It looks like Outerwall (NASDAQ:OUTR) is bowing to pressure from an activist shareholder. The company, best known for its Redbox DVD-rental kiosks and Coinstar coin-cashing machines, said in a press release that it "has initiated a process to explore strategic and financial alternatives to maximize shareholder value." It has retained Morgan Stanley as its financial advisor for the purpose.
In the press release, Outerwall also said that it will double its quarterly dividend to $0.60 per share. The next payout will be dispensed on June 21 to shareholders of record as of June 7. Based on that payout, the stock yields over 6% as of this writing.
Does it matter?

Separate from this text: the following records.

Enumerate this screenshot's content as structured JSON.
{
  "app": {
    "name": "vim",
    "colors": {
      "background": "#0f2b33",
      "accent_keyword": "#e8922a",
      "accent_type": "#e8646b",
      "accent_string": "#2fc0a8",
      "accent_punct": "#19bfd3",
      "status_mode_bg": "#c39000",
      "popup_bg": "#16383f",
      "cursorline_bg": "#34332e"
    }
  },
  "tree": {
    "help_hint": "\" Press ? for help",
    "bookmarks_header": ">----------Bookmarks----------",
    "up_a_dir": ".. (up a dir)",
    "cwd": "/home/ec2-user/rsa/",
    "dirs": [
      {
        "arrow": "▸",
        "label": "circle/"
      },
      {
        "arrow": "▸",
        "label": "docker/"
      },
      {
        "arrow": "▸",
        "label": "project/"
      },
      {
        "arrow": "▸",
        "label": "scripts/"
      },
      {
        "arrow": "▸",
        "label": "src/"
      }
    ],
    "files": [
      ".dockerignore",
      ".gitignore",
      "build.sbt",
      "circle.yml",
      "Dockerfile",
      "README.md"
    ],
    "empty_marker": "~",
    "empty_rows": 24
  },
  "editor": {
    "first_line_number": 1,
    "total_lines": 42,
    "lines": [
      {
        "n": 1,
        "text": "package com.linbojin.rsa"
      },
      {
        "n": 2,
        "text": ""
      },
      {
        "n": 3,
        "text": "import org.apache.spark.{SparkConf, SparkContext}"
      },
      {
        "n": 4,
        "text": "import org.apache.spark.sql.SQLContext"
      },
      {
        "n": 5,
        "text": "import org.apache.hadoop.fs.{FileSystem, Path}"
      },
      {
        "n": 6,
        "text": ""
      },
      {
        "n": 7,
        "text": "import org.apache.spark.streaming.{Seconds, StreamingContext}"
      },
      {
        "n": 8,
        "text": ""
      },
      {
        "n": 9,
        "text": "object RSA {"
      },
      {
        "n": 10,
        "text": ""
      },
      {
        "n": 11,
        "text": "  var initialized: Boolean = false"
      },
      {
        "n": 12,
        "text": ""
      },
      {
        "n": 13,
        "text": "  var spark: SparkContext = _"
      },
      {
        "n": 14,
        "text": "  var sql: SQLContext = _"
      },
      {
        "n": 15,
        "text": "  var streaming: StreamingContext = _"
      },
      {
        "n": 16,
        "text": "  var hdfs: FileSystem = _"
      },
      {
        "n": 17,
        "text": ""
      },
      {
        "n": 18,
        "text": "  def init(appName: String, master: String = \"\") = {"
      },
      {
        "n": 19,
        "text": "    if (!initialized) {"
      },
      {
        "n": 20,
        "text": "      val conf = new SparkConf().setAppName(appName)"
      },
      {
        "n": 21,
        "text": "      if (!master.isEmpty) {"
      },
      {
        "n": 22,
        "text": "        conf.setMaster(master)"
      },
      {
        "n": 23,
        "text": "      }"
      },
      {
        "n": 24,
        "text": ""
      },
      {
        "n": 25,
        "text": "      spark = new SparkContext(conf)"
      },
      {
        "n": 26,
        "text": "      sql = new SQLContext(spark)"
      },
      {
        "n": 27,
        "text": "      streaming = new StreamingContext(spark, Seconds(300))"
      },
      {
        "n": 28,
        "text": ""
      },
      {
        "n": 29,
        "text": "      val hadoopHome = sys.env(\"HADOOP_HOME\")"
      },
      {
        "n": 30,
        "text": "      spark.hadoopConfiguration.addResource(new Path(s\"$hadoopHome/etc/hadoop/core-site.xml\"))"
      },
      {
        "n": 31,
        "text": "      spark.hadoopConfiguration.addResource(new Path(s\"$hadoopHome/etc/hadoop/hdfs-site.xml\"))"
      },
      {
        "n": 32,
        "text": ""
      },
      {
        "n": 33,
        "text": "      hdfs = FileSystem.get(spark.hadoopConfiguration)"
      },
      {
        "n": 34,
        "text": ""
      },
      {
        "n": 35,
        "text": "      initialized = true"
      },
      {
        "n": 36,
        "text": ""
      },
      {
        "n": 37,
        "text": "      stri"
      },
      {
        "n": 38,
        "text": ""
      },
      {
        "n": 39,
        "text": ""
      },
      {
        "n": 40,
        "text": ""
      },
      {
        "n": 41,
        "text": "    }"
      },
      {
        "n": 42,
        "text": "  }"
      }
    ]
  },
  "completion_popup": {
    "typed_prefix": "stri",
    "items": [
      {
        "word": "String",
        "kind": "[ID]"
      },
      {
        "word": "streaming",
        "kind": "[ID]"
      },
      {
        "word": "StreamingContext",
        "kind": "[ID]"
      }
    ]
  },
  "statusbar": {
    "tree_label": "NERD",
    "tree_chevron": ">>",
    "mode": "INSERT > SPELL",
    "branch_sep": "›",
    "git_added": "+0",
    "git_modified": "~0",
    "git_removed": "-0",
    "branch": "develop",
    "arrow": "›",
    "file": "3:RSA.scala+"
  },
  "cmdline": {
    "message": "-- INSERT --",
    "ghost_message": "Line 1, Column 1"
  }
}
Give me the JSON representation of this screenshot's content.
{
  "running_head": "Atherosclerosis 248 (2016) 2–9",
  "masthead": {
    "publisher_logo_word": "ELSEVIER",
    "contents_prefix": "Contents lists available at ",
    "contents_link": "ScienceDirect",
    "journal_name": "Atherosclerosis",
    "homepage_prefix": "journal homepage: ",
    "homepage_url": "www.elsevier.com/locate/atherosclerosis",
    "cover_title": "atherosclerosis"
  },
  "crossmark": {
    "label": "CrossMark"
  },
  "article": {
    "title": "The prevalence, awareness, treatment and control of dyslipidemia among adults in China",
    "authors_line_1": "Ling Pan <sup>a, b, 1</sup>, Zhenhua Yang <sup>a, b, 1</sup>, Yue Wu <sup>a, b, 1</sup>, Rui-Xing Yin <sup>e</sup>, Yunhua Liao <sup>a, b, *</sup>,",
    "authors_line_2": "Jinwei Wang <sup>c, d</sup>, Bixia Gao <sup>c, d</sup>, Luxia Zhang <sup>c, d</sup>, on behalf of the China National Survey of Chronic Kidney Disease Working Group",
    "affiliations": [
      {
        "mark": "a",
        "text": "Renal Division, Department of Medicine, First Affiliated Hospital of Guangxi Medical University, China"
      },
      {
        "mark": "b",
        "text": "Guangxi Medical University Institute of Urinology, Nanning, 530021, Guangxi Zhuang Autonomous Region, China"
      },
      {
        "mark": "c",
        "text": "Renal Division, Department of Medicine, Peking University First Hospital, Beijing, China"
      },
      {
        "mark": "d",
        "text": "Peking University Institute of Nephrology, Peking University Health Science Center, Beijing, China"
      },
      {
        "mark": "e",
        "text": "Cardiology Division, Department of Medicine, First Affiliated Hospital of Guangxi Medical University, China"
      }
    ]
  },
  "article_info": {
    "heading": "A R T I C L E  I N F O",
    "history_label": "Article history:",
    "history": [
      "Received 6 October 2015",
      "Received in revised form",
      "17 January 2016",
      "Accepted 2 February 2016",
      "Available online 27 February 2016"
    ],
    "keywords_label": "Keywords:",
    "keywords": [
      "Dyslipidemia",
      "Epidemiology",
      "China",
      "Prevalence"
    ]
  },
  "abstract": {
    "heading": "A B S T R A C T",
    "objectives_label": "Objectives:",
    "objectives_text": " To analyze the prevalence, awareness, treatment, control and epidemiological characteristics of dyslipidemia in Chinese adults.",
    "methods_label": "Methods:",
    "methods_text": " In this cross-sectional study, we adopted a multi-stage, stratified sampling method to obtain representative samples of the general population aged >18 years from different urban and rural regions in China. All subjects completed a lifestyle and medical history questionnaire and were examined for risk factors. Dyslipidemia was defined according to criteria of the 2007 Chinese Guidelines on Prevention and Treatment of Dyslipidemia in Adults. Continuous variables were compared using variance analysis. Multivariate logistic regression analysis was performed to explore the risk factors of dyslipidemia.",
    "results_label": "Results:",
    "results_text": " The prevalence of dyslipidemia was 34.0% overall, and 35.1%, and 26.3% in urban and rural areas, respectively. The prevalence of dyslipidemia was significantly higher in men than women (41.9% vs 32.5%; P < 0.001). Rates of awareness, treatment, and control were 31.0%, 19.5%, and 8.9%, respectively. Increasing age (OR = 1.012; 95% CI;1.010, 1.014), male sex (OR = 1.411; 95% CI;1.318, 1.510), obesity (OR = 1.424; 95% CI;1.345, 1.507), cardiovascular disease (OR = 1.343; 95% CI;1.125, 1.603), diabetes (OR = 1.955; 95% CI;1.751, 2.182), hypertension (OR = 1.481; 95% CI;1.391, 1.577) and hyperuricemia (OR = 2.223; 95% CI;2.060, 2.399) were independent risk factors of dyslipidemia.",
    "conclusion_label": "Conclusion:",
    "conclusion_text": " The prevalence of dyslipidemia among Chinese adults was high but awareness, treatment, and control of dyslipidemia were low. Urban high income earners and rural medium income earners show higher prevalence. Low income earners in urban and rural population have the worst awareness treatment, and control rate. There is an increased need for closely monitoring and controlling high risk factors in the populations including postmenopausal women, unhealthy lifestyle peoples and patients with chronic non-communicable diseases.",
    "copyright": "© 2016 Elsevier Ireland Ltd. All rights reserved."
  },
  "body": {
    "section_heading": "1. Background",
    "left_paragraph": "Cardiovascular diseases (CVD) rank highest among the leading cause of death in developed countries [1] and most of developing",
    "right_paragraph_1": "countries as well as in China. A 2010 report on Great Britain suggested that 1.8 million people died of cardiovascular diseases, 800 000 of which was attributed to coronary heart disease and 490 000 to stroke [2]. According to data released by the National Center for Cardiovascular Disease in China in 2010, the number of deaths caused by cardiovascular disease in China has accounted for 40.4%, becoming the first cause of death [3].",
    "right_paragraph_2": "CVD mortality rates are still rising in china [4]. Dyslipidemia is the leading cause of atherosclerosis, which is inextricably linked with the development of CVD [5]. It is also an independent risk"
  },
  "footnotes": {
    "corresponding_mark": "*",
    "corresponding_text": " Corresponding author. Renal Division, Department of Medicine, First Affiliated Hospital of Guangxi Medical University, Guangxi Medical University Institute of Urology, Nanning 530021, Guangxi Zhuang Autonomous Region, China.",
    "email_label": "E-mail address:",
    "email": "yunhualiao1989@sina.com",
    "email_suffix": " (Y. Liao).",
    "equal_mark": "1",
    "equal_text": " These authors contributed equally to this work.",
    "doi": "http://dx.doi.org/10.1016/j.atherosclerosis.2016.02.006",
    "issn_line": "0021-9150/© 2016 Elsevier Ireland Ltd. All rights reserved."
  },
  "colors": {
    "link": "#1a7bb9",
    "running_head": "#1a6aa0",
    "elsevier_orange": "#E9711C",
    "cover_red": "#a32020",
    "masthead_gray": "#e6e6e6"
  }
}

Well, that was fast. The moves come only a month or so after activist hedge fund Engaged Capital revealed that the firm and its affiliates held a
nearly 15% stake in Outerwall. Soon after, Engaged Capital sent a long letter to the company, one section of which was titled, "The Path to Shareholder Value Creation". Among the actions suggested under that heading were that the board hire advisors to begin the process of taking the company private. Another was a detailed request for Outerwall to utilize its free cash flow to pay a more sizable dividend and to reduce debt.
We cannot say for certain that Engaged Capital was the primary driver behind this recent announcement. Regardless, phrases like "strategic and financial alternatives" typically mean a company is hunting around for a buyer.
That possibility of a brighter future, plus the reality of a much higher dividend, should boost interest in the stock, which has already added over 10% since the announcement. That should be a welcome relief to current shareholders -- Outerwall stock is slightly outperforming the broad market year-to-date after previously plummeting as much as 30% in February.
Eric Volkman has no position in any stocks mentioned. The Motley Fool has no position in any of the stocks mentioned. Try any of our Foolish newsletter services free for 30 days. We Fools may not all hold the same opinions, but we all believe that considering a diverse range of insights makes us better investors. The Motley Fool has a disclosure policy.